Data for the task:
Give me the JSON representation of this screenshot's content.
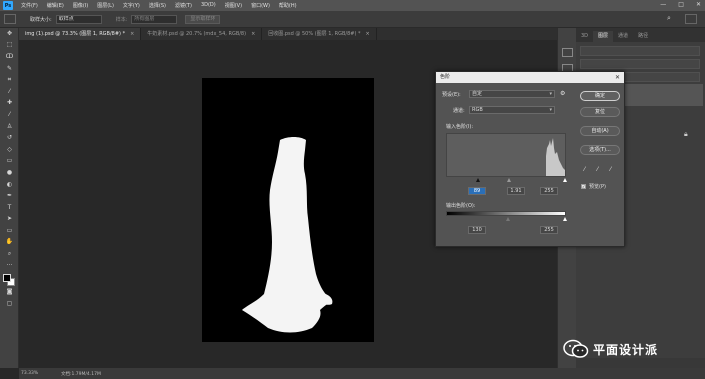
{
  "app": {
    "logo": "Ps"
  },
  "menu": [
    "文件(F)",
    "编辑(E)",
    "图像(I)",
    "图层(L)",
    "文字(Y)",
    "选择(S)",
    "滤镜(T)",
    "3D(D)",
    "视图(V)",
    "窗口(W)",
    "帮助(H)"
  ],
  "window_controls": [
    "—",
    "□",
    "✕"
  ],
  "options_bar": {
    "sample_size_label": "取样大小:",
    "sample_size_value": "取样点",
    "sample_label": "样本:",
    "sample_value": "所有图层",
    "show_ring_label": "显示取样环"
  },
  "tabs": [
    {
      "label": "img (1).psd @ 73.3% (图层 1, RGB/8#) *",
      "active": true
    },
    {
      "label": "牛奶素材.psd @ 20.7% (mdx_54, RGB/8)",
      "active": false
    },
    {
      "label": "回收图.psd @ 50% (图层 1, RGB/8#) *",
      "active": false
    }
  ],
  "status": {
    "zoom": "73.33%",
    "doc": "文档:1.79M/4.17M"
  },
  "right_panel": {
    "top_tabs": [
      "3D",
      "图层",
      "通道",
      "路径"
    ],
    "active_tab": "图层"
  },
  "levels_dialog": {
    "title": "色阶",
    "preset_label": "预设(E):",
    "preset_value": "自定",
    "channel_label": "通道:",
    "channel_value": "RGB",
    "input_label": "输入色阶(I):",
    "output_label": "输出色阶(O):",
    "input_black": "89",
    "input_gamma": "1.91",
    "input_white": "255",
    "output_black": "130",
    "output_white": "255",
    "ok": "确定",
    "reset": "复位",
    "auto": "自动(A)",
    "options": "选项(T)...",
    "preview": "预览(P)",
    "preview_checked": true
  },
  "watermark": {
    "text": "平面设计派"
  },
  "colors": {
    "accent": "#31a8ff",
    "selected_input": "#2a6fb8"
  }
}
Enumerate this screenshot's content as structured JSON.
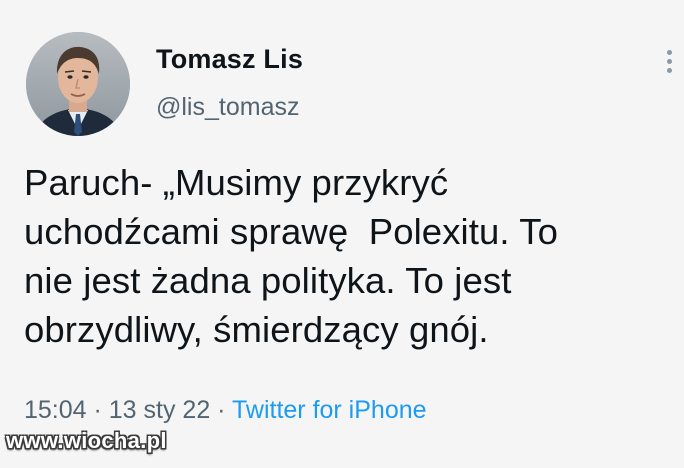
{
  "tweet": {
    "author_name": "Tomasz Lis",
    "handle": "@lis_tomasz",
    "text": "Paruch- „Musimy przykryć\nuchodźcami sprawę  Polexitu. To\nnie jest żadna polityka. To jest\nobrzydliwy, śmierdzący gnój.",
    "time": "15:04",
    "separator": " · ",
    "date": "13 sty 22",
    "source": "Twitter for iPhone",
    "more_icon": "more-vertical-icon",
    "avatar_icon": "profile-photo"
  },
  "watermark": {
    "text": "www.wiocha.pl"
  },
  "colors": {
    "background": "#f5f5f5",
    "text": "#0f1419",
    "secondary": "#536471",
    "link": "#1d9bf0"
  }
}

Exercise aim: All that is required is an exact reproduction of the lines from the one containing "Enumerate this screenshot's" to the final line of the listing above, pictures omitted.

Your solution:
Enumerate this screenshot's content as structured JSON.
{
  "tweet": {
    "author_name": "Tomasz Lis",
    "handle": "@lis_tomasz",
    "text": "Paruch- „Musimy przykryć\nuchodźcami sprawę  Polexitu. To\nnie jest żadna polityka. To jest\nobrzydliwy, śmierdzący gnój.",
    "time": "15:04",
    "separator": " · ",
    "date": "13 sty 22",
    "source": "Twitter for iPhone",
    "more_icon": "more-vertical-icon",
    "avatar_icon": "profile-photo"
  },
  "watermark": {
    "text": "www.wiocha.pl"
  },
  "colors": {
    "background": "#f5f5f5",
    "text": "#0f1419",
    "secondary": "#536471",
    "link": "#1d9bf0"
  }
}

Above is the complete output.